The Anchorage Museum has around 27,000 objects in its collections, from tiny flecks of gold to massive paintings that take up an entire wall. For nearly five months, museum staff have been painstakingly going through every object, looking for damage from the 7.1 earthquake that struck Southcentral Alaska on Nov. 30. With a few thousand objects left to inspect, so far only a handful have been identified with damage, all of which is repairable, according to Monica Shah, director of collections and chief conservator.
While most of the museum reopened quickly after the earthquake, the Smithsonian Arctic Studies Center remained closed until today.

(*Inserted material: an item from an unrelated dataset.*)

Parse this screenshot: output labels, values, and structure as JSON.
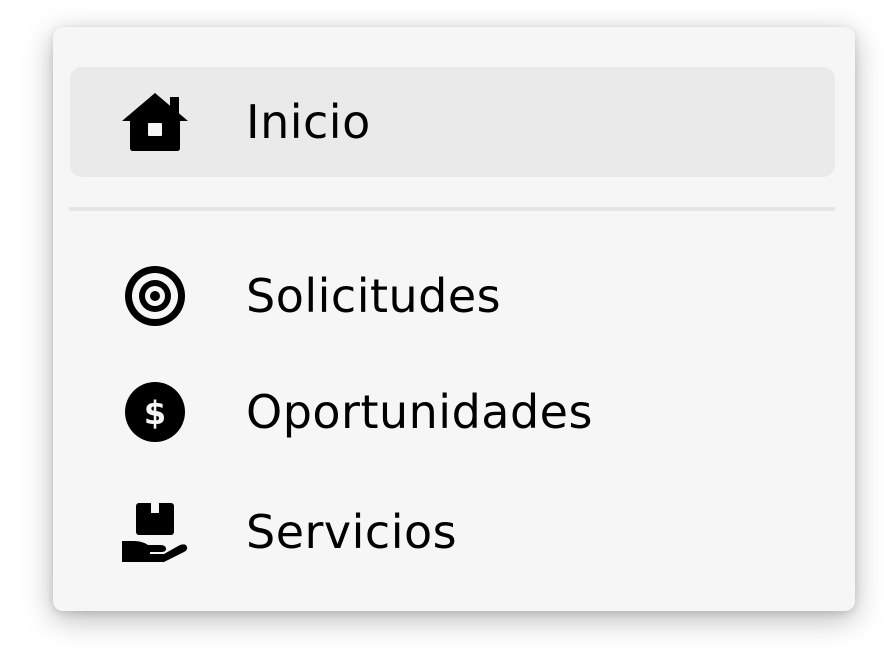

The center houses around 600 objects on long-term loan from the National Museum of Natural History and the National Museum of the American Indian.
Most of the objects in the Arctic Studies Center are housed in floor-to-ceiling glass display cases, and during the earthquake and subsequent aftershocks four of the 12- by 6-foot panels cracked. Specialists from the display case manufacturer, Kubik-Maltbie, traveled to Anchorage a week after the earthquake to examine the cases and begin the repair process. Replacement glass had to be custom ordered from a manufacturer in Ontario.
In early February, conservators and registrars from the Smithsonian came to inspect all the objects and move about 200 of them to temporary storage while the display cases were repaired. When the glass arrived in mid-March, Kubik-Maltbie returned to begin the repair process, working 10-hour days, six days a week. Replacing each panel took a week.
Earlier this week, a smaller crew from the Smithsonian returned to move most of the objects back into the repaired display cases. “We try not to touch the objects when they are moved,” said Shah. On Friday, she was finishing up moving the last few objects, Yup’ik masks, into their cases.